For a good suppression it is essential that a wide range in energy of scattered photons is detected in the suppression shield. These energies depend on :
For an optimum suppression, the suppression shield should be capable of detecting real low energy gamma rays down to 15 keV.
In this application the primary gamma ray energies can be large, up to 8 or 10 MeV sometimes and the count rates can be considerable (of the order of 30 kHz). These experiments are done with beams and often it is required to stack HPGe detectors and surrounding shields to form 2 pi or 4 pi geometries. This implies that it is desired to use a relatively high density scintillator for the suppression shield in order to optimize the detection efficiency of the HPGe array. Examples of such experiments are mainly found in physics : Euroball, Exogam, Tigress, Inga.
For above applications suppression shield and usually constructed using high density BGO scintillation crystals. The non-hygroscopic nature of this scintillator allows a tight packing and a relatively thin layer of material is sufficient.
In this technique the desire is to have a very good detection efficiency for low energy gamma rays in presence of a higher energy background.
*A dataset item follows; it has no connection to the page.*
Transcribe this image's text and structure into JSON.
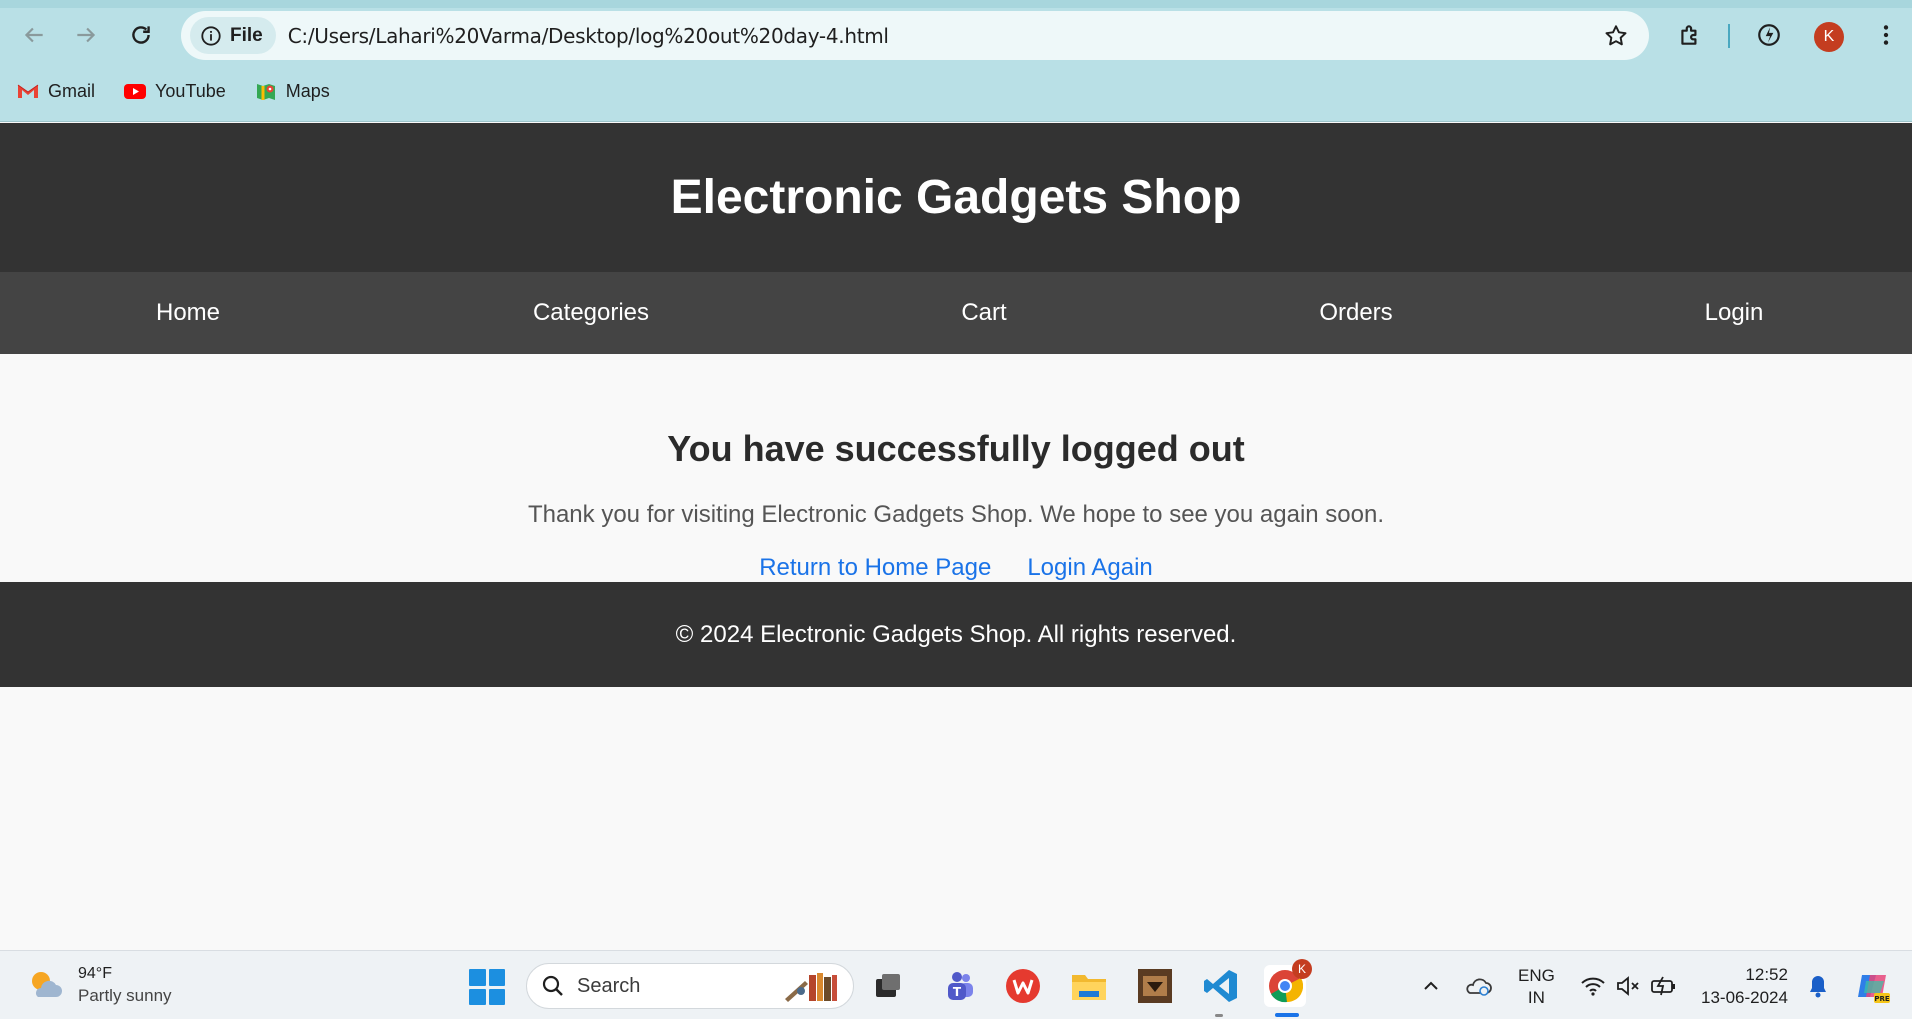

Often environmental samples are the subject of study in which the maximum gamma ray energy never exceeds 3 MeV. HPGe detectors for such applications are usually surrounded by a (low background) Lead shielding.
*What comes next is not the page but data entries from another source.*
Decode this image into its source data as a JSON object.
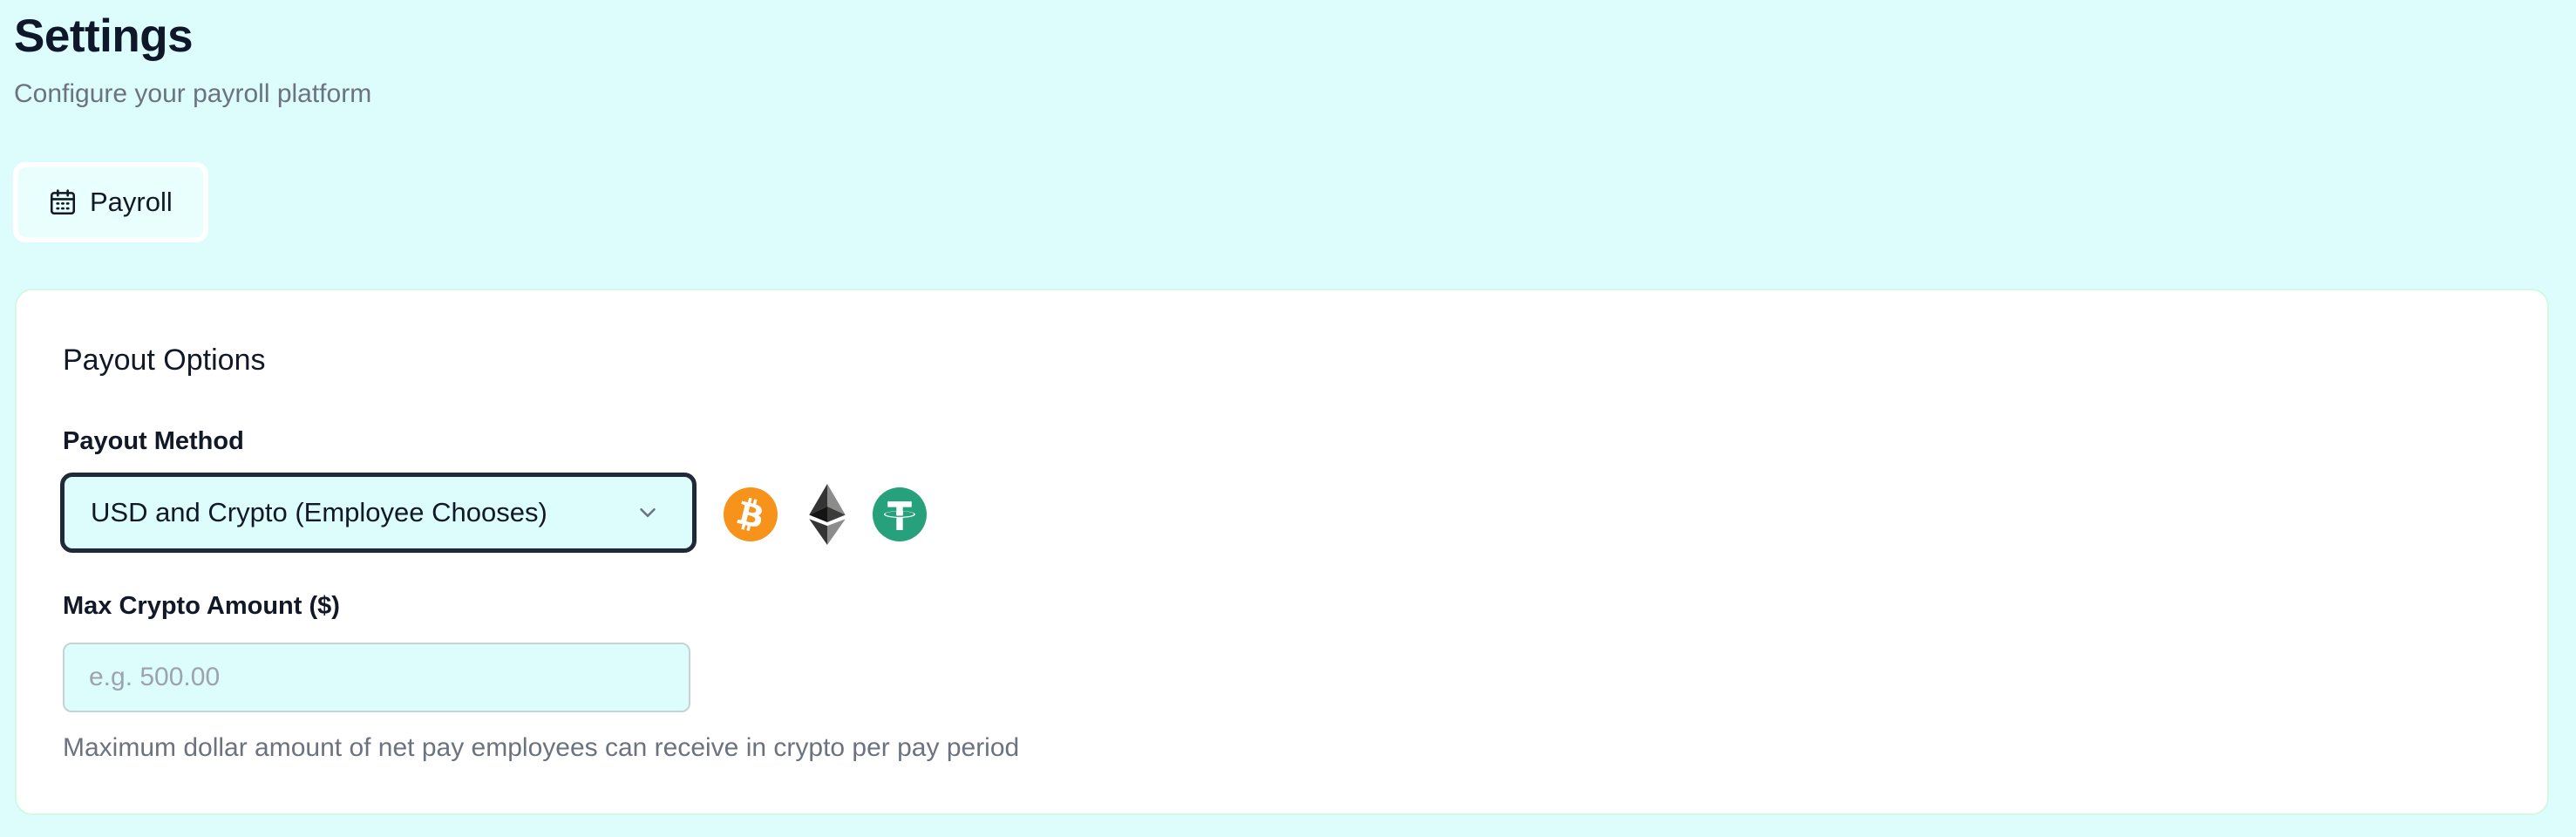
{
  "header": {
    "title": "Settings",
    "subtitle": "Configure your payroll platform"
  },
  "tabs": [
    {
      "label": "Payroll",
      "icon": "calendar-icon",
      "active": true
    }
  ],
  "payout_options": {
    "title": "Payout Options",
    "payout_method": {
      "label": "Payout Method",
      "selected": "USD and Crypto (Employee Chooses)"
    },
    "crypto_icons": [
      "bitcoin-icon",
      "ethereum-icon",
      "tether-icon"
    ],
    "max_crypto": {
      "label": "Max Crypto Amount ($)",
      "value": "",
      "placeholder": "e.g. 500.00",
      "help": "Maximum dollar amount of net pay employees can receive in crypto per pay period"
    }
  },
  "colors": {
    "background": "#dcfdfb",
    "card": "#ffffff",
    "bitcoin": "#f7931a",
    "ethereum": "#343434",
    "tether": "#26a17b"
  }
}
Because of the background requirements, BGO scintillation crystals cannot be used in such applications because of the intrinsic gamma ray background of BGO (of the order of 1 cps/cc). The choice in this case is a low background NaI(Tl) assembly.
A great variety exists in the possible configurations. A constraint is sometimes the HPGe cold finger. To allow detection of forward scattered gamma rays a so-called backcatcher can be used.
In low level spectroscopy, the sample is often brought close to the HPGe entrance window and a backplug optimizes the detection solid angle for the suppression.
Suppression shields can have tapered “nose cones” to optimize the detection efficiency. It should be noted that these parts of the detector should be shielded from direct interaction with the primary gamma rays to avoid false vetos. To prevent this, Lead or Tungsten collimators are often mounted.
An example of a suppressed and unsuppressed gamma spectrum is shown. The suppression is always a little worse than expected from Monte Carlo simulation studies. This is often caused by a non-ideal charge collection in the HPGe detector and the presence of scattered background radiation.